Will people in England understand what you mean when you use the word apothecary? Or should you call it a pharmacy?
In England, it's the chemists. As in, I have a headache, I'm going to the chemist(s) (shop) to buy aspirin.
Im also from England, but pharmacy is the most common way of putting it where I live - it is used in the same way as chemist though
Really, It's now Boots the pharmacy? Things change of course, and I haven't lived in the UK for over 30 years.
I speak as a former pharmacist - pharmacy is a far more accurate term. A chemist is an old term that pertains to the wider array of compounding and preparing medicines in an unlicensed way. Far more interesting than modern day - but its roots are based in a time when medicine was unrefined and unregulated.
Boots dropped 'the chemist' in 2007 under a corporate merger to uphold regulations and highlight pharmacy as a distinct profession.
But strangely, some tend to be offended if you call them chemists. It would be like calling a barrister a lawyer, or an architect a surveyor. It's just inaccurate. In that all pharmacists are chemists (as they work in chemistry) but not all chemists are pharmacists.
So Apotheke should really translate to 'pharmacy' in the UK but 1 - the profession differs from country to country and 2 - 'chemist' is such a habitual and familiar term it is pretty much synonymous.
Everyone would understand you, but it's definitely amusing. Makes me think of witchcraft or something :P
I've never seen apothecary used outside of Romeo and Juliet. It's literary at best.
Yep, 'the apothecary' is the character in Shakespeare's Romeo and Juliet who's selling the suicide potion to Romeo when he thinks Juliet is dead
Drugstore is very much an American thing and I don't think it's seeped into Commonwealth countries yet.
As BenYoung says, "drugstore" does seem more of an American thing. We do use "drugstore" here in Canada (a Commonwealth country but very much influenced by US usage, due to being neighbours), but I think the essential difference might be that the pharmacy is the actual part of the shop where the pharmacist works, dispensing prescriptions and so on. A "drugstore" itself is often more like a department store or grocery store in many cases where, despite being called a "drug" store, it also sells a lot more than drugs and it is often quite large. There can also be separate pharmacies, which tend to be smaller and to concentrate more on dispensing prescription drugs, selling non-prescription drugs, vitamins, first-aid items and the inevitable junk food.
Yeah, CatMcCat is right. Here in Canada, "drug store" refers to the entire store itself, which sells more than just drugs, and "pharmacy" refers to the part of the drug store that actually has the drugs and dispenses them. Although the entire store itself can also be referred to as a pharmacy, particularly if you're planning to utilize the part that dispenses the drugs.
Let me just say that one of the most awesome things so far in this course (besides the "Machen zwei Halbbrüder einen Bruder?" sentence) is that it accepts the word "apothecary" in this sentence. :DDD

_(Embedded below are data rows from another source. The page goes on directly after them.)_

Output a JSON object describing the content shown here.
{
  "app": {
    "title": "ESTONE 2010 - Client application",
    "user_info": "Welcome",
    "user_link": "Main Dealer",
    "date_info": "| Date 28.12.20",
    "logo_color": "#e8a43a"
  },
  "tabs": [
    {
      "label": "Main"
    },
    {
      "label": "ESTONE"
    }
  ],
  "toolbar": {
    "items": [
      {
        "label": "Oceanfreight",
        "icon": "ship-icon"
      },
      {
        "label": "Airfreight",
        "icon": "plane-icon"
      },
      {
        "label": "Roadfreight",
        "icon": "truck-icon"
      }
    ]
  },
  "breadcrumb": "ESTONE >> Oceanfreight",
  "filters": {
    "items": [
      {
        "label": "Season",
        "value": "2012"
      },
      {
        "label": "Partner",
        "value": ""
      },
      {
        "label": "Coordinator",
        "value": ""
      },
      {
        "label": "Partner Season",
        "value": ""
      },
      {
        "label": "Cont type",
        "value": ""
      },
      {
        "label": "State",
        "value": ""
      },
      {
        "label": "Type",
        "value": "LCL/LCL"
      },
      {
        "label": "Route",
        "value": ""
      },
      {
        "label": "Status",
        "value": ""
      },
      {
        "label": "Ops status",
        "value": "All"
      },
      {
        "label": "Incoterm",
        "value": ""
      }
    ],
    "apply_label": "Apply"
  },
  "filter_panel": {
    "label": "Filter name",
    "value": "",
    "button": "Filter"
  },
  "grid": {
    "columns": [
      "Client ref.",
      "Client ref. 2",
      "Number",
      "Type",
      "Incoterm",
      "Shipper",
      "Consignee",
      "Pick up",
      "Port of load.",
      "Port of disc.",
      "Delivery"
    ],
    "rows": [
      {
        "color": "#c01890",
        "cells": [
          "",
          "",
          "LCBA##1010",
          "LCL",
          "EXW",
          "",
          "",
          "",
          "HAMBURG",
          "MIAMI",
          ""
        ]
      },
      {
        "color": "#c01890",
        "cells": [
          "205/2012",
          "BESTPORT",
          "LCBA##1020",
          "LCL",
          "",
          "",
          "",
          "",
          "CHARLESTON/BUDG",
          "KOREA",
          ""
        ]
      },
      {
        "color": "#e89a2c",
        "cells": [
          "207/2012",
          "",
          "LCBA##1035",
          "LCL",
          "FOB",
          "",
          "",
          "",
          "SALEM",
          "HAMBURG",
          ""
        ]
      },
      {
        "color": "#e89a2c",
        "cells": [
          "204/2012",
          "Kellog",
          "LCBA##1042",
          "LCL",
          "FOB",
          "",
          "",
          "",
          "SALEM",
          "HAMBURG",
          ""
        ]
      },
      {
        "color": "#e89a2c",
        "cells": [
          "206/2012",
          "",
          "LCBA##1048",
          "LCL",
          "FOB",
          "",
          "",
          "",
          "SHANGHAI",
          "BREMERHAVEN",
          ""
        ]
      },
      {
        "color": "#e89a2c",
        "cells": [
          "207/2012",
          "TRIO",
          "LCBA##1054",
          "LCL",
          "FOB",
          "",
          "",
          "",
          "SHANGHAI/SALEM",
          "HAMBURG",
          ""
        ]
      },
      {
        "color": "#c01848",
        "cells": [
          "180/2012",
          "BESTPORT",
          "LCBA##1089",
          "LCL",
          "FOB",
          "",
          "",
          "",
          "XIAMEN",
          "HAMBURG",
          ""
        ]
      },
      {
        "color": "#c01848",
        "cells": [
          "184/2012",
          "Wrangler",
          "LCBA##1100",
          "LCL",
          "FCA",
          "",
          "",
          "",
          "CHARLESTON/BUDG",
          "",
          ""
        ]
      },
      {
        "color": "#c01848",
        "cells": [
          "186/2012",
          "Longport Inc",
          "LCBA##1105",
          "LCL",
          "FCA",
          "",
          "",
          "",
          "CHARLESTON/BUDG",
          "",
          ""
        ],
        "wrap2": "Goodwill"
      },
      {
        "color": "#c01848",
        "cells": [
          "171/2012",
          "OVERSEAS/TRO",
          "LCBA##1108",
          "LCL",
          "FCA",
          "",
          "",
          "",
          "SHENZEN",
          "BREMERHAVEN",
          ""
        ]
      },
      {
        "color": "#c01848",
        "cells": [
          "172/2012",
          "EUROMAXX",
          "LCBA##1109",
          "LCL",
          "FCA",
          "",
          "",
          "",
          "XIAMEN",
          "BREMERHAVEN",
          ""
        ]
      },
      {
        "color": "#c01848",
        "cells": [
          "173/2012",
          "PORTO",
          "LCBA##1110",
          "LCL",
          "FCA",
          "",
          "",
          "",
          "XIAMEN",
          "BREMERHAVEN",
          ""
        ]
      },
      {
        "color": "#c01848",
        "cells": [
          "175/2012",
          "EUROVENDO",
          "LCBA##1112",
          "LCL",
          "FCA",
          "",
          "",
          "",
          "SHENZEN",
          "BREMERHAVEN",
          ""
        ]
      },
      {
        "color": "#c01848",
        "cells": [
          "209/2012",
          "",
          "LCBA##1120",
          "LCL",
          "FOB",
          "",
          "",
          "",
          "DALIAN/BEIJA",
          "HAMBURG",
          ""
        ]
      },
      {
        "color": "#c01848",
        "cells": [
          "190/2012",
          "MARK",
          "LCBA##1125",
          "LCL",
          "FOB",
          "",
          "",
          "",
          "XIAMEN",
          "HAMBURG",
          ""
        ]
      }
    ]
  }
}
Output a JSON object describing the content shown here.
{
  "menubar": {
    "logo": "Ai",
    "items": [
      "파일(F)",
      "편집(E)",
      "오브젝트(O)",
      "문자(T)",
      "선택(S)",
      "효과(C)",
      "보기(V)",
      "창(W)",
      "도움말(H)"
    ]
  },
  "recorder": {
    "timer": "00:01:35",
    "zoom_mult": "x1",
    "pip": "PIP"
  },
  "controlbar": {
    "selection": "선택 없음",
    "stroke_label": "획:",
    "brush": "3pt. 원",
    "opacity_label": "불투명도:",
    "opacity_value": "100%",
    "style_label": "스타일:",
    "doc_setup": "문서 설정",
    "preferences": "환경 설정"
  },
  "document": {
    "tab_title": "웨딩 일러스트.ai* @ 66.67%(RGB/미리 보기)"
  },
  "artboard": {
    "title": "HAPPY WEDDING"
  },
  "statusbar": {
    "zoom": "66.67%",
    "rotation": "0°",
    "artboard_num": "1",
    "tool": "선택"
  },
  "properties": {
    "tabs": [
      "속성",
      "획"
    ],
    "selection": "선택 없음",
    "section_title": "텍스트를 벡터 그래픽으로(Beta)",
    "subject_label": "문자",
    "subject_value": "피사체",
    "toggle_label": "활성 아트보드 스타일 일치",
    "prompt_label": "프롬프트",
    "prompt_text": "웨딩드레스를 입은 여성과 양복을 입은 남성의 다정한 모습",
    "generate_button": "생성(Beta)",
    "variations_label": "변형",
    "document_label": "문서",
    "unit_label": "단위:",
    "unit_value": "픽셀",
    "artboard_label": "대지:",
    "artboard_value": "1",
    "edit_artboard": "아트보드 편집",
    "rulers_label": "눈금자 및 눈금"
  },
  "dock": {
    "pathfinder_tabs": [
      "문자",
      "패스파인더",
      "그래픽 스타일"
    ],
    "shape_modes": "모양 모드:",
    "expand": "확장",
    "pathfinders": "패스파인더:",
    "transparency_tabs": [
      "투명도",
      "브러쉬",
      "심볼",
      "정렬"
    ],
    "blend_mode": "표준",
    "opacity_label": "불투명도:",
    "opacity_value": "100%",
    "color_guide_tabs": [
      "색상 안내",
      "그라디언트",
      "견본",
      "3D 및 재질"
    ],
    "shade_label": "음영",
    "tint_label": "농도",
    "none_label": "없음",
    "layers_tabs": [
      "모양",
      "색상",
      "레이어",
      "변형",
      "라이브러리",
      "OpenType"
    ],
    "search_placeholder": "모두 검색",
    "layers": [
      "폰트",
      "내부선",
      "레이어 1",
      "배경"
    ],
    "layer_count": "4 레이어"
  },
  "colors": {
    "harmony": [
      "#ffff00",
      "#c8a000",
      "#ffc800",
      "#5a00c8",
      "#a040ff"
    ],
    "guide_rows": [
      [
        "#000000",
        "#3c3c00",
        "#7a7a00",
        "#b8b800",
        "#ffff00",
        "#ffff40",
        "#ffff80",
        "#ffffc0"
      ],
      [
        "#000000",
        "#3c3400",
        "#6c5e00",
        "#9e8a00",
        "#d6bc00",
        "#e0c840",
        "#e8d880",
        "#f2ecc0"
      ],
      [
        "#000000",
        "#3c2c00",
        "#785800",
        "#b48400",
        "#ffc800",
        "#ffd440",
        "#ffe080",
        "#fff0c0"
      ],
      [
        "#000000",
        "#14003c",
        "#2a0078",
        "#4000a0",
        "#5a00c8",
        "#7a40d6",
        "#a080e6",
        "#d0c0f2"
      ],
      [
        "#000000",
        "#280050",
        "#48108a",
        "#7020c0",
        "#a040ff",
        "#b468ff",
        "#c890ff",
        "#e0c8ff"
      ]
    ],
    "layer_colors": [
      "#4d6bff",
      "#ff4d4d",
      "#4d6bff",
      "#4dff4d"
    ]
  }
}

I suspect if a German word has th for the t sound, it's pretty certain to be quite old in its origins.
And what about "the chemistry"? Is there some problem? It is more school subject, than a store.
Maybe you're thinking about the use of the word "chemist", mostly in the U.K., to mean "pharmacist." Even so, I don't think they refer to their branch of study as "chemistry", at least not nowadays. You will occasionally see a shop here (Canada) that calls itself a "chemist" shop. These are usually the smaller pharmacy shops that have been around for a long time. Maybe someone from the U.K. can weigh in on that but we use "chemistry" as that subject you take in school or university, and people who specialize in it are chemists.
In Australia both chemist or pharmacy can be used for the shop and there's very little difference (if any) between them. For the person we use Chemist or Pharmacist. The word "chemistry" is only used for the school subject. In fact I haven't found a single Google result to suggest that "chemistry" has ever been used for the shop.
Haven't tried, but is the chemist (as in the chemist's shop) accepted ?
I think so. At first I thought it was a slang or something alike, but Oxford dictionaries include "chemist's" as the common usage in Britain, besides "drug store" in the USA - both are pharmacies.
The chemist's too. But it's UK or Australian English.
It does not accept 'the medical' which is a common word for medical store or chemist where I come from.
A Greek word, I guess, meaning warehouse, αποθήκη. A place to put things in. Why it is a pharmacy in German, I can guess why but I am not sure.